• What needs to be done: An exact, complete copy of the lines below is the expected answer.

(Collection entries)
########################################
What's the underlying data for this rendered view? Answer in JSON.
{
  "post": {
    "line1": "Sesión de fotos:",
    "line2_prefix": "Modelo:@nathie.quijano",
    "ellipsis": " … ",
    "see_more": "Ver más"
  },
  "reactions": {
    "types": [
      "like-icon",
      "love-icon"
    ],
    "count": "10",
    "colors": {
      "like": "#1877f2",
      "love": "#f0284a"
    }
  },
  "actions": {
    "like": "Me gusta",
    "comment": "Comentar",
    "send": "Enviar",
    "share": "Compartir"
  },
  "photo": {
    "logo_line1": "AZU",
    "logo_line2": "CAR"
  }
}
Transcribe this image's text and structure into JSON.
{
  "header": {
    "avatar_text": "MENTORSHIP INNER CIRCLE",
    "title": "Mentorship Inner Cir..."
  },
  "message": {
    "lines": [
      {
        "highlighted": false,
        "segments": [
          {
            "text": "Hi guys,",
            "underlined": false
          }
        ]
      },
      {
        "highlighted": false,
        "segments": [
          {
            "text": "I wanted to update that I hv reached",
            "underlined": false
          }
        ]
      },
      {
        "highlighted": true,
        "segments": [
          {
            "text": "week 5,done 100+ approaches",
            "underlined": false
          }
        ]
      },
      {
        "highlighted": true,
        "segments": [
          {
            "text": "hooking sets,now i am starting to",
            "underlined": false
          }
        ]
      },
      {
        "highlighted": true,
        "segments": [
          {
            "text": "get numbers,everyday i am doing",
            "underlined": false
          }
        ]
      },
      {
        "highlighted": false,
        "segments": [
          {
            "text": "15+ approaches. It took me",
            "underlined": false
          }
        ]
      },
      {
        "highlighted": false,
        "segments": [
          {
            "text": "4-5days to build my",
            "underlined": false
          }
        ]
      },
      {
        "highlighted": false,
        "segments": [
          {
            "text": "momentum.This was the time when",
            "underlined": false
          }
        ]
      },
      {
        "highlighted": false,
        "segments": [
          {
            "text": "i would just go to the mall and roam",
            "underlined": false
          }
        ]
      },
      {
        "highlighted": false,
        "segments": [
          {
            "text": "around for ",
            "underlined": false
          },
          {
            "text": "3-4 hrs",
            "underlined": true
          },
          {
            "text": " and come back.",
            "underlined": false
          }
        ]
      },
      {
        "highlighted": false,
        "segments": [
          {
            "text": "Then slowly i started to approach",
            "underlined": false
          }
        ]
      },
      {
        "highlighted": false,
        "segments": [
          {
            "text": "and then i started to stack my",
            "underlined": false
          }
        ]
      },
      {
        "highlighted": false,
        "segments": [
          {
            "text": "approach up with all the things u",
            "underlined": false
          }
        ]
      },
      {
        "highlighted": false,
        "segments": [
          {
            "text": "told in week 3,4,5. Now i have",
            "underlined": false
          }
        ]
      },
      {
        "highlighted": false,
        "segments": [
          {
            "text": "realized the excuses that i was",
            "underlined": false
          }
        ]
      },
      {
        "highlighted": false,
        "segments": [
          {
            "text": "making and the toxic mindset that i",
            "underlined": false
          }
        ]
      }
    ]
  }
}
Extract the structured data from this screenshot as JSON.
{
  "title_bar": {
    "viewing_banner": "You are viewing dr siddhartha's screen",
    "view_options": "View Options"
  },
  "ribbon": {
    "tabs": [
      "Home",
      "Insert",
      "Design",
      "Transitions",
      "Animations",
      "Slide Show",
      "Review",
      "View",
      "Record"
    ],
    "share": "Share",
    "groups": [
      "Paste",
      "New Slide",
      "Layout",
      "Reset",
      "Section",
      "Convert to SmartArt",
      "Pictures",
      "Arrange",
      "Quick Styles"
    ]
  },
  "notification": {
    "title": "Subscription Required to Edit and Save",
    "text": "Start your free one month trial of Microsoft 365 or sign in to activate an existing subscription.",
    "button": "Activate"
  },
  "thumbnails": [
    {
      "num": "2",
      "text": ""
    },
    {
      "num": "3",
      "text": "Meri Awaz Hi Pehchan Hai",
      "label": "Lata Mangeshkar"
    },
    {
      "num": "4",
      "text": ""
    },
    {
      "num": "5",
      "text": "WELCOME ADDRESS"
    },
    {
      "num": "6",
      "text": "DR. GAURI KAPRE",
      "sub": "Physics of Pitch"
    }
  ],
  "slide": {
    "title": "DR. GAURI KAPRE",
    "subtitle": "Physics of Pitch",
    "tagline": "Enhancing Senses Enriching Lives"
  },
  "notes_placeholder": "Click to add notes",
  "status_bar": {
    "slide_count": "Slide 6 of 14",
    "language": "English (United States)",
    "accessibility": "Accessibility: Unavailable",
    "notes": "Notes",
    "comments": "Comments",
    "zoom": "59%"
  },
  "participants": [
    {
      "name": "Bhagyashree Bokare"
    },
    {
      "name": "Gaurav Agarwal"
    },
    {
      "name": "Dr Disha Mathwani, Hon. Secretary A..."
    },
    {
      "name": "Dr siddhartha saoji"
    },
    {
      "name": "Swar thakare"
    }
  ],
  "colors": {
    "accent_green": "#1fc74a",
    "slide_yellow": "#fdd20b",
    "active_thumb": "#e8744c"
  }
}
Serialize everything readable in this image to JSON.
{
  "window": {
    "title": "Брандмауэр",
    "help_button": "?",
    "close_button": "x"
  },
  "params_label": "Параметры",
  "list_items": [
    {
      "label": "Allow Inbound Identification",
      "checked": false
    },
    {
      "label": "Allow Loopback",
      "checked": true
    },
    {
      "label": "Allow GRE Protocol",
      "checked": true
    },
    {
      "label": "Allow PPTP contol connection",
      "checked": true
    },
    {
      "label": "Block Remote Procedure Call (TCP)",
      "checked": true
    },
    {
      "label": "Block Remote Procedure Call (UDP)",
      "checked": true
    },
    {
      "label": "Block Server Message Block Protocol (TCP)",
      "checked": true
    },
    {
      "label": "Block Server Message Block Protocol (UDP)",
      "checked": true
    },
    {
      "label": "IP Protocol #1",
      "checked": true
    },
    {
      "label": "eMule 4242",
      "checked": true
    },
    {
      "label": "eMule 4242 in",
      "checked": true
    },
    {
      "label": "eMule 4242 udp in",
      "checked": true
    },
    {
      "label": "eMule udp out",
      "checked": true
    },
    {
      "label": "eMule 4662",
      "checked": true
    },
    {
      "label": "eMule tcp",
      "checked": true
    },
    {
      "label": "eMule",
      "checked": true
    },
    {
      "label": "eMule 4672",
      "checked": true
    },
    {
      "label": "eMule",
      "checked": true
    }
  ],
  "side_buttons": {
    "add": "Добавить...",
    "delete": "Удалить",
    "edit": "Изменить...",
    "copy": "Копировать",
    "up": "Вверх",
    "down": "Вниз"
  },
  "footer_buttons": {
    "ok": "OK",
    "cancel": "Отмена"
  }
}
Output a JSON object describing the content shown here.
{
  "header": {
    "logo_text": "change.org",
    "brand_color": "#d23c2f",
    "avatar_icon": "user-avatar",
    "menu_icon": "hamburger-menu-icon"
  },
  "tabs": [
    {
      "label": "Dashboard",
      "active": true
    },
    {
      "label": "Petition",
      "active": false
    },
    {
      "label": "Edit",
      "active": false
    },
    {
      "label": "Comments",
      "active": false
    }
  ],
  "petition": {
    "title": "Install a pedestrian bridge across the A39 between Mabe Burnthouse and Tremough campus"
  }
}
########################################
• Output of the exercise:
What's the underlying data for this rendered view? Answer in JSON.
{
  "post": {
    "line1": "Sesión de fotos:",
    "line2_prefix": "Modelo:@nathie.quijano",
    "ellipsis": " … ",
    "see_more": "Ver más"
  },
  "reactions": {
    "types": [
      "like-icon",
      "love-icon"
    ],
    "count": "10",
    "colors": {
      "like": "#1877f2",
      "love": "#f0284a"
    }
  },
  "actions": {
    "like": "Me gusta",
    "comment": "Comentar",
    "send": "Enviar",
    "share": "Compartir"
  },
  "photo": {
    "logo_line1": "AZU",
    "logo_line2": "CAR"
  }
}
Transcribe this image's text and structure into JSON.
{
  "header": {
    "avatar_text": "MENTORSHIP INNER CIRCLE",
    "title": "Mentorship Inner Cir..."
  },
  "message": {
    "lines": [
      {
        "highlighted": false,
        "segments": [
          {
            "text": "Hi guys,",
            "underlined": false
          }
        ]
      },
      {
        "highlighted": false,
        "segments": [
          {
            "text": "I wanted to update that I hv reached",
            "underlined": false
          }
        ]
      },
      {
        "highlighted": true,
        "segments": [
          {
            "text": "week 5,done 100+ approaches",
            "underlined": false
          }
        ]
      },
      {
        "highlighted": true,
        "segments": [
          {
            "text": "hooking sets,now i am starting to",
            "underlined": false
          }
        ]
      },
      {
        "highlighted": true,
        "segments": [
          {
            "text": "get numbers,everyday i am doing",
            "underlined": false
          }
        ]
      },
      {
        "highlighted": false,
        "segments": [
          {
            "text": "15+ approaches. It took me",
            "underlined": false
          }
        ]
      },
      {
        "highlighted": false,
        "segments": [
          {
            "text": "4-5days to build my",
            "underlined": false
          }
        ]
      },
      {
        "highlighted": false,
        "segments": [
          {
            "text": "momentum.This was the time when",
            "underlined": false
          }
        ]
      },
      {
        "highlighted": false,
        "segments": [
          {
            "text": "i would just go to the mall and roam",
            "underlined": false
          }
        ]
      },
      {
        "highlighted": false,
        "segments": [
          {
            "text": "around for ",
            "underlined": false
          },
          {
            "text": "3-4 hrs",
            "underlined": true
          },
          {
            "text": " and come back.",
            "underlined": false
          }
        ]
      },
      {
        "highlighted": false,
        "segments": [
          {
            "text": "Then slowly i started to approach",
            "underlined": false
          }
        ]
      },
      {
        "highlighted": false,
        "segments": [
          {
            "text": "and then i started to stack my",
            "underlined": false
          }
        ]
      },
      {
        "highlighted": false,
        "segments": [
          {
            "text": "approach up with all the things u",
            "underlined": false
          }
        ]
      },
      {
        "highlighted": false,
        "segments": [
          {
            "text": "told in week 3,4,5. Now i have",
            "underlined": false
          }
        ]
      },
      {
        "highlighted": false,
        "segments": [
          {
            "text": "realized the excuses that i was",
            "underlined": false
          }
        ]
      },
      {
        "highlighted": false,
        "segments": [
          {
            "text": "making and the toxic mindset that i",
            "underlined": false
          }
        ]
      }
    ]
  }
}
Extract the structured data from this screenshot as JSON.
{
  "title_bar": {
    "viewing_banner": "You are viewing dr siddhartha's screen",
    "view_options": "View Options"
  },
  "ribbon": {
    "tabs": [
      "Home",
      "Insert",
      "Design",
      "Transitions",
      "Animations",
      "Slide Show",
      "Review",
      "View",
      "Record"
    ],
    "share": "Share",
    "groups": [
      "Paste",
      "New Slide",
      "Layout",
      "Reset",
      "Section",
      "Convert to SmartArt",
      "Pictures",
      "Arrange",
      "Quick Styles"
    ]
  },
  "notification": {
    "title": "Subscription Required to Edit and Save",
    "text": "Start your free one month trial of Microsoft 365 or sign in to activate an existing subscription.",
    "button": "Activate"
  },
  "thumbnails": [
    {
      "num": "2",
      "text": ""
    },
    {
      "num": "3",
      "text": "Meri Awaz Hi Pehchan Hai",
      "label": "Lata Mangeshkar"
    },
    {
      "num": "4",
      "text": ""
    },
    {
      "num": "5",
      "text": "WELCOME ADDRESS"
    },
    {
      "num": "6",
      "text": "DR. GAURI KAPRE",
      "sub": "Physics of Pitch"
    }
  ],
  "slide": {
    "title": "DR. GAURI KAPRE",
    "subtitle": "Physics of Pitch",
    "tagline": "Enhancing Senses Enriching Lives"
  },
  "notes_placeholder": "Click to add notes",
  "status_bar": {
    "slide_count": "Slide 6 of 14",
    "language": "English (United States)",
    "accessibility": "Accessibility: Unavailable",
    "notes": "Notes",
    "comments": "Comments",
    "zoom": "59%"
  },
  "participants": [
    {
      "name": "Bhagyashree Bokare"
    },
    {
      "name": "Gaurav Agarwal"
    },
    {
      "name": "Dr Disha Mathwani, Hon. Secretary A..."
    },
    {
      "name": "Dr siddhartha saoji"
    },
    {
      "name": "Swar thakare"
    }
  ],
  "colors": {
    "accent_green": "#1fc74a",
    "slide_yellow": "#fdd20b",
    "active_thumb": "#e8744c"
  }
}
Serialize everything readable in this image to JSON.
{
  "window": {
    "title": "Брандмауэр",
    "help_button": "?",
    "close_button": "x"
  },
  "params_label": "Параметры",
  "list_items": [
    {
      "label": "Allow Inbound Identification",
      "checked": false
    },
    {
      "label": "Allow Loopback",
      "checked": true
    },
    {
      "label": "Allow GRE Protocol",
      "checked": true
    },
    {
      "label": "Allow PPTP contol connection",
      "checked": true
    },
    {
      "label": "Block Remote Procedure Call (TCP)",
      "checked": true
    },
    {
      "label": "Block Remote Procedure Call (UDP)",
      "checked": true
    },
    {
      "label": "Block Server Message Block Protocol (TCP)",
      "checked": true
    },
    {
      "label": "Block Server Message Block Protocol (UDP)",
      "checked": true
    },
    {
      "label": "IP Protocol #1",
      "checked": true
    },
    {
      "label": "eMule 4242",
      "checked": true
    },
    {
      "label": "eMule 4242 in",
      "checked": true
    },
    {
      "label": "eMule 4242 udp in",
      "checked": true
    },
    {
      "label": "eMule udp out",
      "checked": true
    },
    {
      "label": "eMule 4662",
      "checked": true
    },
    {
      "label": "eMule tcp",
      "checked": true
    },
    {
      "label": "eMule",
      "checked": true
    },
    {
      "label": "eMule 4672",
      "checked": true
    },
    {
      "label": "eMule",
      "checked": true
    }
  ],
  "side_buttons": {
    "add": "Добавить...",
    "delete": "Удалить",
    "edit": "Изменить...",
    "copy": "Копировать",
    "up": "Вверх",
    "down": "Вниз"
  },
  "footer_buttons": {
    "ok": "OK",
    "cancel": "Отмена"
  }
}
Output a JSON object describing the content shown here.
{
  "header": {
    "logo_text": "change.org",
    "brand_color": "#d23c2f",
    "avatar_icon": "user-avatar",
    "menu_icon": "hamburger-menu-icon"
  },
  "tabs": [
    {
      "label": "Dashboard",
      "active": true
    },
    {
      "label": "Petition",
      "active": false
    },
    {
      "label": "Edit",
      "active": false
    },
    {
      "label": "Comments",
      "active": false
    }
  ],
  "petition": {
    "title": "Install a pedestrian bridge across the A39 between Mabe Burnthouse and Tremough campus"
  }
}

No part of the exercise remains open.